**TASK DETAILS:** Each line below must be reproduced exactly.
--- DATASET EXCERPTS Enclosed Below ---
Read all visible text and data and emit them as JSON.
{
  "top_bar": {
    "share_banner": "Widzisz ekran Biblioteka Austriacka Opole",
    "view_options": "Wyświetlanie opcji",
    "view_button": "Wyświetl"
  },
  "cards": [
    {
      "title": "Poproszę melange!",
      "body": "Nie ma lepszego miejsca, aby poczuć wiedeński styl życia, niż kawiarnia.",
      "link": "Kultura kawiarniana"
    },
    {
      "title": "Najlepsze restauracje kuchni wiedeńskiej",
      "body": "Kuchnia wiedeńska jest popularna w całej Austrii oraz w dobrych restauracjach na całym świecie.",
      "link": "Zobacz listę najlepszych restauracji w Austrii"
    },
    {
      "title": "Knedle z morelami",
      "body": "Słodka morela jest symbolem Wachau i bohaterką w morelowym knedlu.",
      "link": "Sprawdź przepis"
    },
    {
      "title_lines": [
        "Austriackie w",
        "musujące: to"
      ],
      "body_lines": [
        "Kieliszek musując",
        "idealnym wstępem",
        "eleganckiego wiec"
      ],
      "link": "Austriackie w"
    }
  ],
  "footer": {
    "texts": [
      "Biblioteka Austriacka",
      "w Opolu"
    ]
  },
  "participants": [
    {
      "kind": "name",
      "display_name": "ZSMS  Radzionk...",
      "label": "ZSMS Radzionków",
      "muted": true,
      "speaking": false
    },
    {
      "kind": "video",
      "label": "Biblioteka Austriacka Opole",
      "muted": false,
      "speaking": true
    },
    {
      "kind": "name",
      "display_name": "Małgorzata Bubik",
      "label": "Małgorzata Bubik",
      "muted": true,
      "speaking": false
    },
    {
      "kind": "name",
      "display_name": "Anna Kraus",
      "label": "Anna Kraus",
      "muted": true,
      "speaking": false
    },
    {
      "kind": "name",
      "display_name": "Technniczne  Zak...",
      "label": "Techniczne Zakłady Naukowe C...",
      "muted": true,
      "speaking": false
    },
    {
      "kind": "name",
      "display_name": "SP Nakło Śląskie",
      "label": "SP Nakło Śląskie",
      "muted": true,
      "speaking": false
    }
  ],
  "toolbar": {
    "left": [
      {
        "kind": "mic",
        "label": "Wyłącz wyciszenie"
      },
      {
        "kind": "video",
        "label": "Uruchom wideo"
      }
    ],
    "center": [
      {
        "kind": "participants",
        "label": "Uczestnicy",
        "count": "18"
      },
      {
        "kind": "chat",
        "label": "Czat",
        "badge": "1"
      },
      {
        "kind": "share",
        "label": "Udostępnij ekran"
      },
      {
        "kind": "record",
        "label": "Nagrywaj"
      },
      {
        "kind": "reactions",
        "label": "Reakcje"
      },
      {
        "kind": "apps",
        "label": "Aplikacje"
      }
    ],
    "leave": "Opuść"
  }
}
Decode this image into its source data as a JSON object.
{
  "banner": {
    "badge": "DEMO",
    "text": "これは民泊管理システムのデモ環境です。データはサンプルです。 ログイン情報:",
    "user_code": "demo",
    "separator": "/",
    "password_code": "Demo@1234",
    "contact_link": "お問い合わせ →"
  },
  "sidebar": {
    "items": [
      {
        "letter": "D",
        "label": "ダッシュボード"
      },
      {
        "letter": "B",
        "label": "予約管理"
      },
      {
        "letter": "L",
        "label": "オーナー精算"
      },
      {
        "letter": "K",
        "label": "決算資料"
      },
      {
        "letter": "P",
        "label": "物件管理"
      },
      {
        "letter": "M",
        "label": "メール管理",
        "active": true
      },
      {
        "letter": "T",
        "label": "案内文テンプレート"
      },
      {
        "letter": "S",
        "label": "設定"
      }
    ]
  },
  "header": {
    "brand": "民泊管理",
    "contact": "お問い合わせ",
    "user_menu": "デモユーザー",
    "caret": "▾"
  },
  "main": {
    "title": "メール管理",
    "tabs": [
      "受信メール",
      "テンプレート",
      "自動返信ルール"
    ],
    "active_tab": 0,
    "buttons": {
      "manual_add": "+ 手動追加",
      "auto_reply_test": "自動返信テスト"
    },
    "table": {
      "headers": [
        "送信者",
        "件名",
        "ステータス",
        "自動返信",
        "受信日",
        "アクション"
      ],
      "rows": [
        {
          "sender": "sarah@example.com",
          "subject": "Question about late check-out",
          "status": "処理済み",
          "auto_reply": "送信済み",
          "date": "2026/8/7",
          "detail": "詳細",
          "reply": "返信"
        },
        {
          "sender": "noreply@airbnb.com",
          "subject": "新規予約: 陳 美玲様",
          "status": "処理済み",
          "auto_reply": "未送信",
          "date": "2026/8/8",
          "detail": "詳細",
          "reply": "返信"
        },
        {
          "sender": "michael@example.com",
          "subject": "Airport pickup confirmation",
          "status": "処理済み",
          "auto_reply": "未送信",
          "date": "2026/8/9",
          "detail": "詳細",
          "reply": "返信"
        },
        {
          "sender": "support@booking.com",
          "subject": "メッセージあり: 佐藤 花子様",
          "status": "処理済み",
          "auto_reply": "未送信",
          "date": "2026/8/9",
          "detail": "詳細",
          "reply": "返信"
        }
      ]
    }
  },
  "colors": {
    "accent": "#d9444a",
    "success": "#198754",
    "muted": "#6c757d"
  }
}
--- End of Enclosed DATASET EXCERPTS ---
**EXERCISE SOLUTION:**
Read all visible text and data and emit them as JSON.
{
  "top_bar": {
    "share_banner": "Widzisz ekran Biblioteka Austriacka Opole",
    "view_options": "Wyświetlanie opcji",
    "view_button": "Wyświetl"
  },
  "cards": [
    {
      "title": "Poproszę melange!",
      "body": "Nie ma lepszego miejsca, aby poczuć wiedeński styl życia, niż kawiarnia.",
      "link": "Kultura kawiarniana"
    },
    {
      "title": "Najlepsze restauracje kuchni wiedeńskiej",
      "body": "Kuchnia wiedeńska jest popularna w całej Austrii oraz w dobrych restauracjach na całym świecie.",
      "link": "Zobacz listę najlepszych restauracji w Austrii"
    },
    {
      "title": "Knedle z morelami",
      "body": "Słodka morela jest symbolem Wachau i bohaterką w morelowym knedlu.",
      "link": "Sprawdź przepis"
    },
    {
      "title_lines": [
        "Austriackie w",
        "musujące: to"
      ],
      "body_lines": [
        "Kieliszek musując",
        "idealnym wstępem",
        "eleganckiego wiec"
      ],
      "link": "Austriackie w"
    }
  ],
  "footer": {
    "texts": [
      "Biblioteka Austriacka",
      "w Opolu"
    ]
  },
  "participants": [
    {
      "kind": "name",
      "display_name": "ZSMS  Radzionk...",
      "label": "ZSMS Radzionków",
      "muted": true,
      "speaking": false
    },
    {
      "kind": "video",
      "label": "Biblioteka Austriacka Opole",
      "muted": false,
      "speaking": true
    },
    {
      "kind": "name",
      "display_name": "Małgorzata Bubik",
      "label": "Małgorzata Bubik",
      "muted": true,
      "speaking": false
    },
    {
      "kind": "name",
      "display_name": "Anna Kraus",
      "label": "Anna Kraus",
      "muted": true,
      "speaking": false
    },
    {
      "kind": "name",
      "display_name": "Technniczne  Zak...",
      "label": "Techniczne Zakłady Naukowe C...",
      "muted": true,
      "speaking": false
    },
    {
      "kind": "name",
      "display_name": "SP Nakło Śląskie",
      "label": "SP Nakło Śląskie",
      "muted": true,
      "speaking": false
    }
  ],
  "toolbar": {
    "left": [
      {
        "kind": "mic",
        "label": "Wyłącz wyciszenie"
      },
      {
        "kind": "video",
        "label": "Uruchom wideo"
      }
    ],
    "center": [
      {
        "kind": "participants",
        "label": "Uczestnicy",
        "count": "18"
      },
      {
        "kind": "chat",
        "label": "Czat",
        "badge": "1"
      },
      {
        "kind": "share",
        "label": "Udostępnij ekran"
      },
      {
        "kind": "record",
        "label": "Nagrywaj"
      },
      {
        "kind": "reactions",
        "label": "Reakcje"
      },
      {
        "kind": "apps",
        "label": "Aplikacje"
      }
    ],
    "leave": "Opuść"
  }
}
Decode this image into its source data as a JSON object.
{
  "banner": {
    "badge": "DEMO",
    "text": "これは民泊管理システムのデモ環境です。データはサンプルです。 ログイン情報:",
    "user_code": "demo",
    "separator": "/",
    "password_code": "Demo@1234",
    "contact_link": "お問い合わせ →"
  },
  "sidebar": {
    "items": [
      {
        "letter": "D",
        "label": "ダッシュボード"
      },
      {
        "letter": "B",
        "label": "予約管理"
      },
      {
        "letter": "L",
        "label": "オーナー精算"
      },
      {
        "letter": "K",
        "label": "決算資料"
      },
      {
        "letter": "P",
        "label": "物件管理"
      },
      {
        "letter": "M",
        "label": "メール管理",
        "active": true
      },
      {
        "letter": "T",
        "label": "案内文テンプレート"
      },
      {
        "letter": "S",
        "label": "設定"
      }
    ]
  },
  "header": {
    "brand": "民泊管理",
    "contact": "お問い合わせ",
    "user_menu": "デモユーザー",
    "caret": "▾"
  },
  "main": {
    "title": "メール管理",
    "tabs": [
      "受信メール",
      "テンプレート",
      "自動返信ルール"
    ],
    "active_tab": 0,
    "buttons": {
      "manual_add": "+ 手動追加",
      "auto_reply_test": "自動返信テスト"
    },
    "table": {
      "headers": [
        "送信者",
        "件名",
        "ステータス",
        "自動返信",
        "受信日",
        "アクション"
      ],
      "rows": [
        {
          "sender": "sarah@example.com",
          "subject": "Question about late check-out",
          "status": "処理済み",
          "auto_reply": "送信済み",
          "date": "2026/8/7",
          "detail": "詳細",
          "reply": "返信"
        },
        {
          "sender": "noreply@airbnb.com",
          "subject": "新規予約: 陳 美玲様",
          "status": "処理済み",
          "auto_reply": "未送信",
          "date": "2026/8/8",
          "detail": "詳細",
          "reply": "返信"
        },
        {
          "sender": "michael@example.com",
          "subject": "Airport pickup confirmation",
          "status": "処理済み",
          "auto_reply": "未送信",
          "date": "2026/8/9",
          "detail": "詳細",
          "reply": "返信"
        },
        {
          "sender": "support@booking.com",
          "subject": "メッセージあり: 佐藤 花子様",
          "status": "処理済み",
          "auto_reply": "未送信",
          "date": "2026/8/9",
          "detail": "詳細",
          "reply": "返信"
        }
      ]
    }
  },
  "colors": {
    "accent": "#d9444a",
    "success": "#198754",
    "muted": "#6c757d"
  }
}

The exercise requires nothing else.